President Obama just announced he wants to use some $200 billion in unused TARP money to give the economy another kick in the pants toward prosperity. Included in the plan is a provision for the much-rumored “Cash for Caulkers” program, in which homeowners would receive rebates for certain home improvement projects.
Real Estate & Homes
By taking on strategic home remodeling projects and taking advantage of special insurance discounts, you can save a bundle while doing your bit to minimize your impact on Mother Nature.
IKEA has decreased the prices on dozens of household items: A sofa that sold for $1,199 last year now retails for $899; a coffee table selling for $29.99 last year now sells for $19.99; a TV unit stand, formerly $150, is available for $99; and so on.

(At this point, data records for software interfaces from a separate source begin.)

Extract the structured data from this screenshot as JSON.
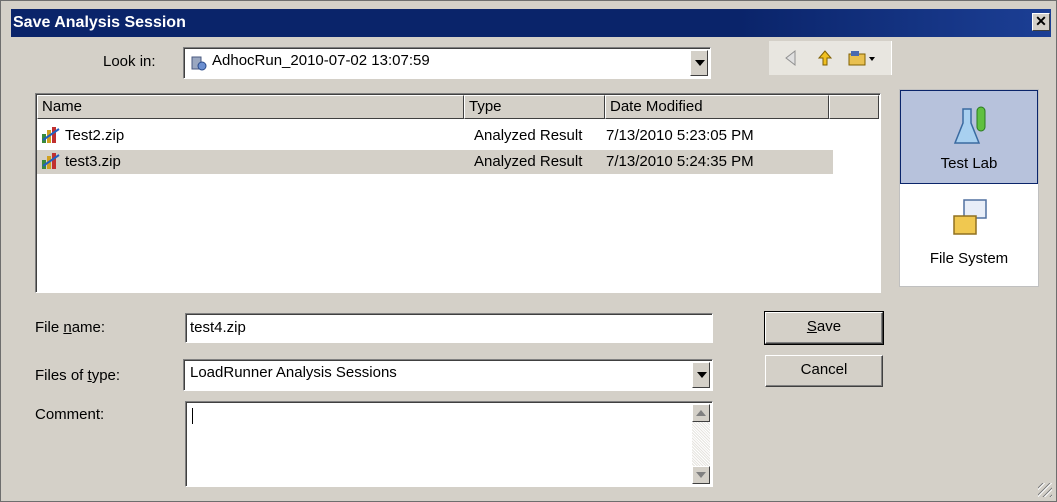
{
  "window": {
    "title": "Save Analysis Session",
    "close_label": "✕"
  },
  "look_in": {
    "label": "Look in:",
    "value": "AdhocRun_2010-07-02 13:07:59"
  },
  "toolbar": {
    "icons": [
      "back-icon",
      "up-folder-icon",
      "view-menu-icon"
    ]
  },
  "file_list": {
    "columns": [
      "Name",
      "Type",
      "Date Modified"
    ],
    "rows": [
      {
        "name": "Test2.zip",
        "type": "Analyzed Result",
        "date": "7/13/2010 5:23:05 PM",
        "selected": false
      },
      {
        "name": "test3.zip",
        "type": "Analyzed Result",
        "date": "7/13/2010 5:24:35 PM",
        "selected": true
      }
    ]
  },
  "places": [
    {
      "label": "Test Lab",
      "icon": "test-lab-icon",
      "selected": true
    },
    {
      "label": "File System",
      "icon": "file-system-icon",
      "selected": false
    }
  ],
  "file_name": {
    "label_pre": "File ",
    "label_u": "n",
    "label_post": "ame:",
    "value": "test4.zip"
  },
  "files_of_type": {
    "label_pre": "Files of ",
    "label_u": "t",
    "label_post": "ype:",
    "value": "LoadRunner Analysis Sessions"
  },
  "comment": {
    "label": "Comment:",
    "value": ""
  },
  "buttons": {
    "save_u": "S",
    "save_rest": "ave",
    "cancel": "Cancel"
  },
  "colors": {
    "titlebar": "#0a246a",
    "dialog_bg": "#d4d0c8",
    "selection_places": "#b7c2dc"
  }
}
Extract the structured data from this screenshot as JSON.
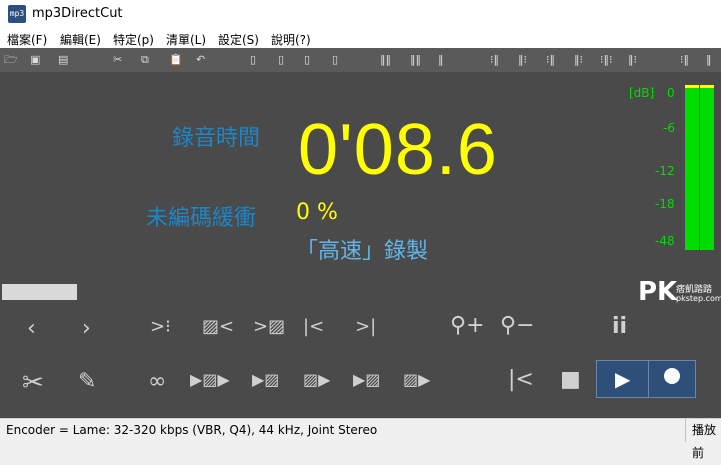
{
  "window": {
    "title": "mp3DirectCut",
    "icon_text": "mp3"
  },
  "menu": [
    "檔案(F)",
    "編輯(E)",
    "特定(p)",
    "清單(L)",
    "設定(S)",
    "說明(?)"
  ],
  "display": {
    "record_time_label": "錄音時間",
    "record_time_value": "0'08.6",
    "buffer_label": "未編碼緩衝",
    "buffer_value": "0 %",
    "record_mode": "「高速」錄製"
  },
  "meter": {
    "labels": [
      "[dB]",
      "0",
      "-6",
      "-12",
      "-18",
      "-48"
    ],
    "color": "#00dd00"
  },
  "watermark": {
    "brand": "PK",
    "sub": "痞凱踏踏",
    "site": "pkstep.com"
  },
  "status": {
    "text": "Encoder = Lame: 32-320 kbps (VBR, Q4), 44 kHz, Joint Stereo",
    "right": "播放前"
  }
}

What do you do if you owe more than your home is worth? You could simply walk away from the mortgage, as one professor suggests. But through a change in the works from the Obama administration, it should be slightly easier to get rid of the home without the stigma or complications of a foreclosure.
Why are Chinese households so much better at saving money than their American counterparts?
Forget about shame and guilt. Don’t worry about your credit score. If you owe way more than your home is worth, simply stop paying the mortgage and don’t feel bad about it, suggests a University of Arizona professor.
Best Buy, Wal-Mart, Target, and all the usual suspects down at the mall are hardly the only businesses trying to grab consumers’ attention this weekend.
This Saturday, November 28, Ace Hardware will give customers 50% off any one item that costs under $30. A coupon is required. Print it here.
The biggest shopping day of the year is not only about snagging discounted toys and plasma HDTVs at the mall. Car dealers and online banks also want in on the action.
The popular “prosperity gospel” preached to the adoring masses is being blamed for putting a lot of believers deeply into debt that they’ll likely never pay off. Guess they just aren’t good enough Christians.
The Obama administration is looking very closely into the possibility of a program that would cover a big chunk of the cost to weatherize your home—meaning you’d save money right away on getting an energy audit and on projects like sealing windows and adding insulation, and you’d save down the line because those projects will make it …
The competition is, um … heating up? Around the country, anti-consumer websites and community forums are hosting “no heat” challenges. The winners—who win bragging rights, perhaps a trophy, certainly lower utility bills—are the households that leave their heat in the off position the longest.